Jakob B. Madsen
This paper constructs an original database on physical capital, labor, education, GDP, innovations, technology spillovers, and institutions to analyze the proximate determinants of British economic growth since 1270. Several approaches are taken in the paper to tackle endogeneity. We show that education has been the most important driver of income growth during the period 1270–2010, followed by knowledge stock and fixed capital, while institutions have not been robust determinants of growth. The contribution of education has been equally important before and after the first Industrial Revolution. Overall, the results give strong support to the predictions of Unified Growth Theories.

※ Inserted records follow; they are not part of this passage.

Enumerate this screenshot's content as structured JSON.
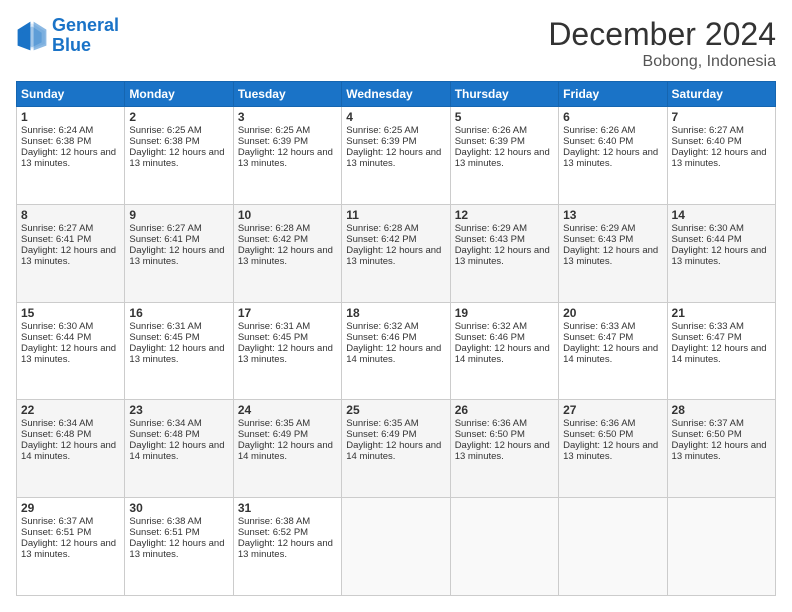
{
  "header": {
    "logo_line1": "General",
    "logo_line2": "Blue",
    "month_title": "December 2024",
    "location": "Bobong, Indonesia"
  },
  "days_of_week": [
    "Sunday",
    "Monday",
    "Tuesday",
    "Wednesday",
    "Thursday",
    "Friday",
    "Saturday"
  ],
  "weeks": [
    [
      {
        "day": "1",
        "sunrise": "Sunrise: 6:24 AM",
        "sunset": "Sunset: 6:38 PM",
        "daylight": "Daylight: 12 hours and 13 minutes."
      },
      {
        "day": "2",
        "sunrise": "Sunrise: 6:25 AM",
        "sunset": "Sunset: 6:38 PM",
        "daylight": "Daylight: 12 hours and 13 minutes."
      },
      {
        "day": "3",
        "sunrise": "Sunrise: 6:25 AM",
        "sunset": "Sunset: 6:39 PM",
        "daylight": "Daylight: 12 hours and 13 minutes."
      },
      {
        "day": "4",
        "sunrise": "Sunrise: 6:25 AM",
        "sunset": "Sunset: 6:39 PM",
        "daylight": "Daylight: 12 hours and 13 minutes."
      },
      {
        "day": "5",
        "sunrise": "Sunrise: 6:26 AM",
        "sunset": "Sunset: 6:39 PM",
        "daylight": "Daylight: 12 hours and 13 minutes."
      },
      {
        "day": "6",
        "sunrise": "Sunrise: 6:26 AM",
        "sunset": "Sunset: 6:40 PM",
        "daylight": "Daylight: 12 hours and 13 minutes."
      },
      {
        "day": "7",
        "sunrise": "Sunrise: 6:27 AM",
        "sunset": "Sunset: 6:40 PM",
        "daylight": "Daylight: 12 hours and 13 minutes."
      }
    ],
    [
      {
        "day": "8",
        "sunrise": "Sunrise: 6:27 AM",
        "sunset": "Sunset: 6:41 PM",
        "daylight": "Daylight: 12 hours and 13 minutes."
      },
      {
        "day": "9",
        "sunrise": "Sunrise: 6:27 AM",
        "sunset": "Sunset: 6:41 PM",
        "daylight": "Daylight: 12 hours and 13 minutes."
      },
      {
        "day": "10",
        "sunrise": "Sunrise: 6:28 AM",
        "sunset": "Sunset: 6:42 PM",
        "daylight": "Daylight: 12 hours and 13 minutes."
      },
      {
        "day": "11",
        "sunrise": "Sunrise: 6:28 AM",
        "sunset": "Sunset: 6:42 PM",
        "daylight": "Daylight: 12 hours and 13 minutes."
      },
      {
        "day": "12",
        "sunrise": "Sunrise: 6:29 AM",
        "sunset": "Sunset: 6:43 PM",
        "daylight": "Daylight: 12 hours and 13 minutes."
      },
      {
        "day": "13",
        "sunrise": "Sunrise: 6:29 AM",
        "sunset": "Sunset: 6:43 PM",
        "daylight": "Daylight: 12 hours and 13 minutes."
      },
      {
        "day": "14",
        "sunrise": "Sunrise: 6:30 AM",
        "sunset": "Sunset: 6:44 PM",
        "daylight": "Daylight: 12 hours and 13 minutes."
      }
    ],
    [
      {
        "day": "15",
        "sunrise": "Sunrise: 6:30 AM",
        "sunset": "Sunset: 6:44 PM",
        "daylight": "Daylight: 12 hours and 13 minutes."
      },
      {
        "day": "16",
        "sunrise": "Sunrise: 6:31 AM",
        "sunset": "Sunset: 6:45 PM",
        "daylight": "Daylight: 12 hours and 13 minutes."
      },
      {
        "day": "17",
        "sunrise": "Sunrise: 6:31 AM",
        "sunset": "Sunset: 6:45 PM",
        "daylight": "Daylight: 12 hours and 13 minutes."
      },
      {
        "day": "18",
        "sunrise": "Sunrise: 6:32 AM",
        "sunset": "Sunset: 6:46 PM",
        "daylight": "Daylight: 12 hours and 14 minutes."
      },
      {
        "day": "19",
        "sunrise": "Sunrise: 6:32 AM",
        "sunset": "Sunset: 6:46 PM",
        "daylight": "Daylight: 12 hours and 14 minutes."
      },
      {
        "day": "20",
        "sunrise": "Sunrise: 6:33 AM",
        "sunset": "Sunset: 6:47 PM",
        "daylight": "Daylight: 12 hours and 14 minutes."
      },
      {
        "day": "21",
        "sunrise": "Sunrise: 6:33 AM",
        "sunset": "Sunset: 6:47 PM",
        "daylight": "Daylight: 12 hours and 14 minutes."
      }
    ],
    [
      {
        "day": "22",
        "sunrise": "Sunrise: 6:34 AM",
        "sunset": "Sunset: 6:48 PM",
        "daylight": "Daylight: 12 hours and 14 minutes."
      },
      {
        "day": "23",
        "sunrise": "Sunrise: 6:34 AM",
        "sunset": "Sunset: 6:48 PM",
        "daylight": "Daylight: 12 hours and 14 minutes."
      },
      {
        "day": "24",
        "sunrise": "Sunrise: 6:35 AM",
        "sunset": "Sunset: 6:49 PM",
        "daylight": "Daylight: 12 hours and 14 minutes."
      },
      {
        "day": "25",
        "sunrise": "Sunrise: 6:35 AM",
        "sunset": "Sunset: 6:49 PM",
        "daylight": "Daylight: 12 hours and 14 minutes."
      },
      {
        "day": "26",
        "sunrise": "Sunrise: 6:36 AM",
        "sunset": "Sunset: 6:50 PM",
        "daylight": "Daylight: 12 hours and 13 minutes."
      },
      {
        "day": "27",
        "sunrise": "Sunrise: 6:36 AM",
        "sunset": "Sunset: 6:50 PM",
        "daylight": "Daylight: 12 hours and 13 minutes."
      },
      {
        "day": "28",
        "sunrise": "Sunrise: 6:37 AM",
        "sunset": "Sunset: 6:50 PM",
        "daylight": "Daylight: 12 hours and 13 minutes."
      }
    ],
    [
      {
        "day": "29",
        "sunrise": "Sunrise: 6:37 AM",
        "sunset": "Sunset: 6:51 PM",
        "daylight": "Daylight: 12 hours and 13 minutes."
      },
      {
        "day": "30",
        "sunrise": "Sunrise: 6:38 AM",
        "sunset": "Sunset: 6:51 PM",
        "daylight": "Daylight: 12 hours and 13 minutes."
      },
      {
        "day": "31",
        "sunrise": "Sunrise: 6:38 AM",
        "sunset": "Sunset: 6:52 PM",
        "daylight": "Daylight: 12 hours and 13 minutes."
      },
      null,
      null,
      null,
      null
    ]
  ]
}
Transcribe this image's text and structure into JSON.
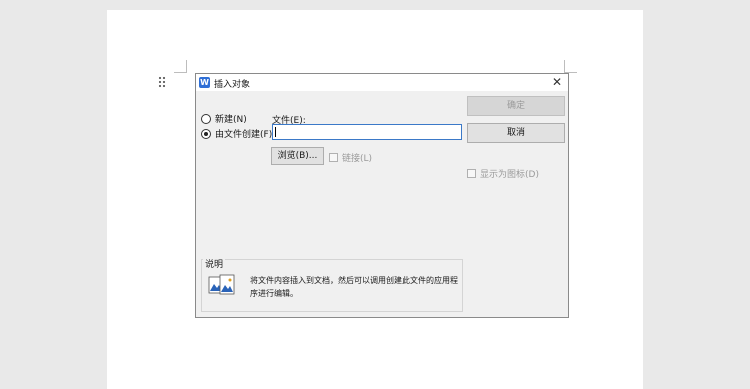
{
  "dialog": {
    "app_icon_letter": "W",
    "title": "插入对象",
    "close_glyph": "✕",
    "options": [
      {
        "label": "新建(N)",
        "selected": false
      },
      {
        "label": "由文件创建(F)",
        "selected": true
      }
    ],
    "file_label": "文件(E):",
    "file_value": "",
    "browse_label": "浏览(B)...",
    "link_label": "链接(L)",
    "ok_label": "确定",
    "cancel_label": "取消",
    "show_icon_label": "显示为图标(D)",
    "description_title": "说明",
    "description_text": "将文件内容插入到文档，然后可以调用创建此文件的应用程序进行编辑。"
  },
  "icons": {
    "app": "wps-writer-icon",
    "close": "close-icon",
    "description": "document-pictures-icon"
  },
  "colors": {
    "accent": "#2f6fd6",
    "input_border": "#3b79c8"
  }
}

I would note two things. First, the growth equations do at some points rely on long and (possibly arbitrary?) lags. Second, often literacy is proxying for education, so this is more a paper about the origins of growth and the role of science, and less a study of whether formal education is about signaling or actual learning.
For the pointer I thank the excellent Kevin Lewis.